Normally when you read this blog it doesn’t really go very deep in regard to technology or geeky computer stuff, with the exception of the random post about Rush. Today, however, I felt compelled to post something a bit geeky, techy, and of course related to music.
My wife finally gave me the green light on getting a new television after many months (if not years) of drooling at the latest technology. I’m glad though that we waited until this time for two reasons: 1. LED / LCD technology and 2. very low prices. I’m a rather frugal guy and when it comes to anything expensive I’m all about waiting to see what comes out next and ultimately waiting until it is no longer expensive (all things being relative). I decided to get the Sony NX800 46″ LED wireless flat panel and could not be happier on so many levels.
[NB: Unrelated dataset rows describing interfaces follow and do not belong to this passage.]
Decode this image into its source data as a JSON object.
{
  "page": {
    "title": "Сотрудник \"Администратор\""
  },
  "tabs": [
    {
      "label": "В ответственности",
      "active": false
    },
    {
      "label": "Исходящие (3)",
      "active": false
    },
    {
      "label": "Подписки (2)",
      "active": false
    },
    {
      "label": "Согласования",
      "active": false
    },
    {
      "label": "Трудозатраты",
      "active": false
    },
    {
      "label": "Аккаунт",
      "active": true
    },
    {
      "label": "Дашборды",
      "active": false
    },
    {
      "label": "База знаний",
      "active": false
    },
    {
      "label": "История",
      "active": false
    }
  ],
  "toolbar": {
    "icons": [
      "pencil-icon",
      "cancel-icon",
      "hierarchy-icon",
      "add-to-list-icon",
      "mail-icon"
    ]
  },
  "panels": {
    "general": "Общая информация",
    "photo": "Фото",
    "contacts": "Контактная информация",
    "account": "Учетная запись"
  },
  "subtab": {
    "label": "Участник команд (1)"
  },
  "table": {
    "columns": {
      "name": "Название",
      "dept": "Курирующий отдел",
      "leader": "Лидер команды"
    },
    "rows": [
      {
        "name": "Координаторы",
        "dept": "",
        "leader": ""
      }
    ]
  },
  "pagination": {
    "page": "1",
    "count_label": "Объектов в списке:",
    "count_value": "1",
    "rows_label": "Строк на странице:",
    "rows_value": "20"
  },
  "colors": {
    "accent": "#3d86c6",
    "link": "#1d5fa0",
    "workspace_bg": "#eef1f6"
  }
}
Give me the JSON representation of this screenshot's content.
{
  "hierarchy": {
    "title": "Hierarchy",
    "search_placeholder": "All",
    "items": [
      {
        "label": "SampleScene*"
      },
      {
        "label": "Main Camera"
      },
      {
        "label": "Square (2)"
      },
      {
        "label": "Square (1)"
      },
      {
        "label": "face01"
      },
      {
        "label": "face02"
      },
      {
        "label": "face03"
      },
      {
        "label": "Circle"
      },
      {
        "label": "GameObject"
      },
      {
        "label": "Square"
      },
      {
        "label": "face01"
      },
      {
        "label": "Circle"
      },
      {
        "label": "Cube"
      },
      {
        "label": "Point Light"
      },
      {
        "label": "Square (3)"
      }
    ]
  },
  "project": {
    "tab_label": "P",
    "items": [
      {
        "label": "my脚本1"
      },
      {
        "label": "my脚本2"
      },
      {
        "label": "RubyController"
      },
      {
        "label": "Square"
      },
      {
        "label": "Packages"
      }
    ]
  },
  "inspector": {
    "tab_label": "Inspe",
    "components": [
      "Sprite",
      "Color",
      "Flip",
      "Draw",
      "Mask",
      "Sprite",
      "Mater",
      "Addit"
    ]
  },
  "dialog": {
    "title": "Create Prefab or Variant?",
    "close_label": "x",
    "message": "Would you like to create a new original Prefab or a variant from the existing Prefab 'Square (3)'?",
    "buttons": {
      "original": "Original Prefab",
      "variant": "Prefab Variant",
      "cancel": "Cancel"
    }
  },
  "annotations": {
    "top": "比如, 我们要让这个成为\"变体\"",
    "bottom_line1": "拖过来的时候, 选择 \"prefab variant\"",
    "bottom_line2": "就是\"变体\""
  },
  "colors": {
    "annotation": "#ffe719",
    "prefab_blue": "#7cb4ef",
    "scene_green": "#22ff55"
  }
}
Granted anything would be an improvement over our previous 15 year old 27″ Sony Wega (ground breaking for its time too, but now ancient history).
One of the main things that appealed to me was that it had a USB port so that I could either plug in my 500G portable hard drive or 8G flash drive for photos, movies, and of course music. Well, truth be told it does play those things, but not all formats; something the salesperson at Best Buy promised it could do with no problem, clearly he doesn’t know his product as well as he thinks he does.
How does this tech talk relate to a blog about music, well, the issue is that the music stored on my flash drive is in a .wav (Waveform Audio File) format that most PC computers use in addition to other formats. Well, Sony only likes MP3, so that means that much of my electronic music collection is unplayable on this system, bummer yes, end of the line? no.
For those of you that may need to convert .wav files to Mp3 often it has been a laborious process and somewhat complicated (especially if you are using converters like Winamp), luckily there is a very easy program that you can download for free and only takes seconds rather than minutes or hours to convert your exisiting music files. The only drawback is that you cannot convert an entire file of mulitiple albums, you still must open the album file (press CNTL-A to highlight your entire track list rather than one song at a time), choose the destination file for your newly converted files, and click convert, viola!
If you have an Ipod you are in luck with Sony televisions; everything Apple music files are all in MP3 file format so there are no issues with compatability. Windows Media Player converts compact discs to either .wav or .wma formats, whether Sony plays .wma is yet to be seen. I will try tonight and update this blog accordingly in the coming days. I do not have my hopes up, and the thought of having to convert my entire digital library seems absurd in these times.
If you are interested in downloading a very easy to use .wav to Mp3 converter, click here.
I am also exploring the web for an easy to use .avi to mp4 converter for video; this Sony model also does not support .avi file formats. If you have this Sony product, please feel free to comment about file formats you’ve found work and those that do not; not to mention any tricks you may have discovered along the way.